I would like to address some of the points raised in a Telegram editorial on northern shrimp quotas, which appeared to have been drafted with little research into actual facts.
Let me be very clear: I fully understand the impact of this decision on coastal and rural communities.
Since 2008, I have had the good fortune to visit many Newfoundland and Labrador rural communities.
As a result I understand that the inshore fishery is both a way of life and the economic backbone of towns struggling with significant challenges.
That is why I am a strong supporter of an independent inshore fleet and I was proud to carry out the legacy of my good friend Loyola Hearn in implementing the policy on preserving the independence of the inshore Fishery in Atlantic Canada (PIIFCAF) earlier this year.
Quota decisions are never easy and science must be respected. Newfoundlanders and Labradorians understand that well, and the vast majority of the stakeholders I met with before making this decision agreed on the need for catch reductions.
Some facts do need to be clarified on the “last in first out” (LIFO) policy.
LIFO has been a part of this fishery since 1997. It was adopted by the Liberal government of the time, and endorsed by the Fish Food and Allied Worker’s Union (FFAW.)
New entrants received the vast majority of new access since that time under the understanding that should the resource decline the LIFO policy would be in effect.
When stocks increased, the inshore fleet received 90 per cent of the increase, with 10 per cent going to the offshore fleet.

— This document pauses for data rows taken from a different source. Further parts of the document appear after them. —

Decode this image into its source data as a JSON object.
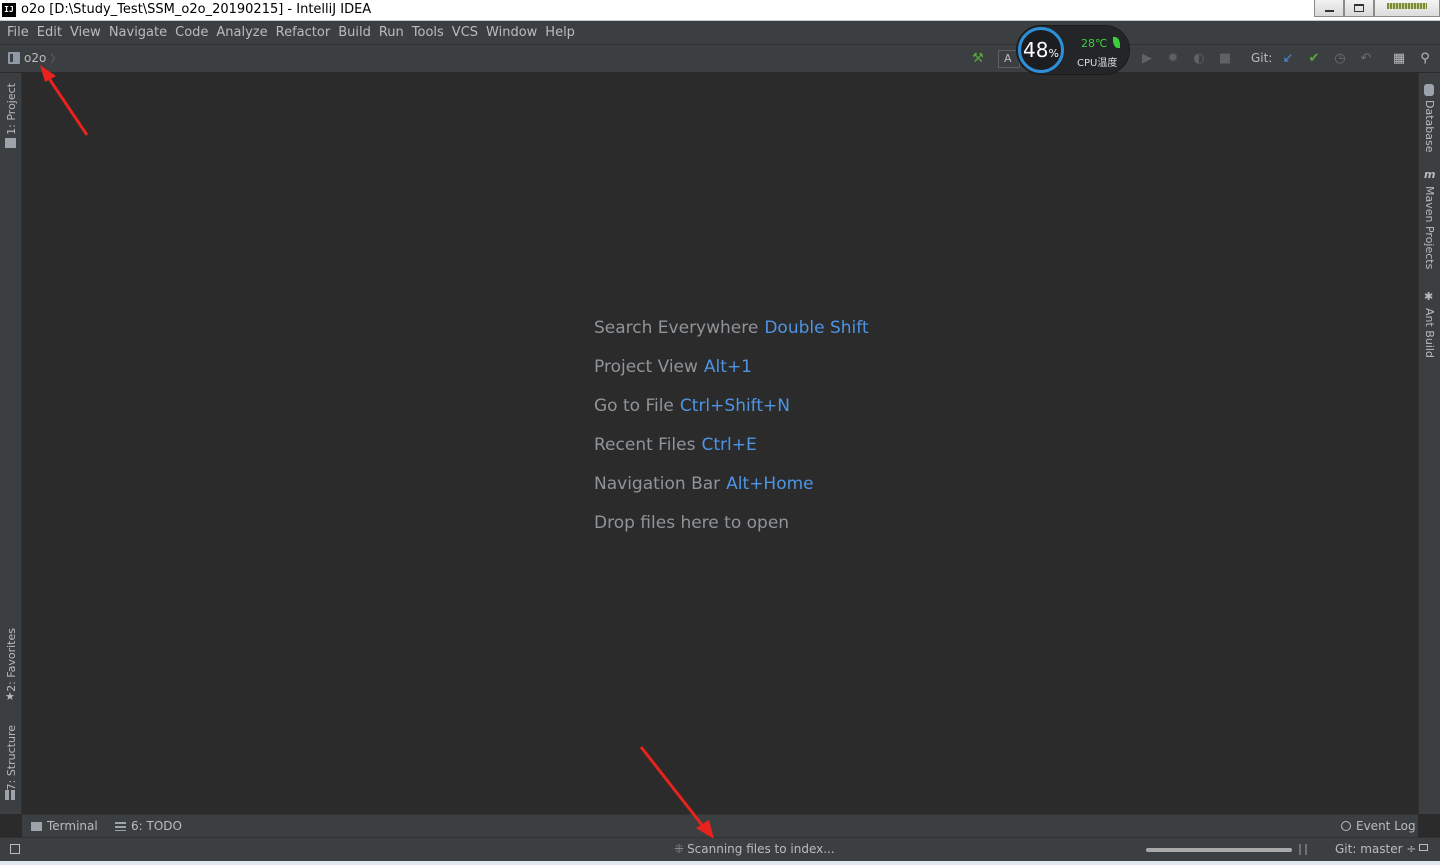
{
  "window": {
    "title": "o2o [D:\\Study_Test\\SSM_o2o_20190215] - IntelliJ IDEA",
    "app_icon": "IJ"
  },
  "menu": [
    "File",
    "Edit",
    "View",
    "Navigate",
    "Code",
    "Analyze",
    "Refactor",
    "Build",
    "Run",
    "Tools",
    "VCS",
    "Window",
    "Help"
  ],
  "navbar": {
    "breadcrumb": "o2o",
    "run_config_initial": "A",
    "git_label": "Git:"
  },
  "cpu_widget": {
    "usage": "48",
    "usage_unit": "%",
    "temperature": "28℃",
    "label": "CPU温度"
  },
  "left_tool_windows": {
    "project": "1: Project",
    "favorites": "2: Favorites",
    "structure": "7: Structure"
  },
  "right_tool_windows": {
    "database": "Database",
    "maven": "Maven Projects",
    "ant": "Ant Build"
  },
  "editor_hints": [
    {
      "label": "Search Everywhere",
      "key": "Double Shift"
    },
    {
      "label": "Project View",
      "key": "Alt+1"
    },
    {
      "label": "Go to File",
      "key": "Ctrl+Shift+N"
    },
    {
      "label": "Recent Files",
      "key": "Ctrl+E"
    },
    {
      "label": "Navigation Bar",
      "key": "Alt+Home"
    },
    {
      "label": "Drop files here to open",
      "key": ""
    }
  ],
  "bottom_tabs": {
    "terminal": "Terminal",
    "todo": "6: TODO",
    "event_log": "Event Log"
  },
  "status": {
    "message": "Scanning files to index...",
    "progress": 1.0,
    "git_branch": "Git: master ÷"
  },
  "colors": {
    "background": "#2b2b2b",
    "chrome": "#3c3f41",
    "hint_key": "#4e94e3",
    "hint_label": "#8f9499",
    "annotation_arrow": "#e8221c",
    "cpu_ring": "#2d8fd8",
    "cpu_temp": "#3ccf3c"
  }
}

As a result, even with the reductions, the inshore fleet today has a quota 22,000 tonnes more than in 1997 while the offshore fleet has a quota of only 2,000 tonnes more than in 1997.
I personally met with industry stakeholders, special allocation holders, the FFAW, processors, the government of Newfoundland and Labrador and land-claims bodies to get their views and input prior to making a final decision.
In the end, we had to take a responsible and sustainable approach and I accepted, while difficult, that the terms agreed to previously by all parties needed to be respected.
Having been raised in a fishing community, I understand the impact this decline in the shrimp stock is having. Newfoundlanders and Labradorians can be assured that moving forward I will continue to have an open dialogue with fishermen and all stakeholders as we adapt to change.
Minister of Fisheries and Oceans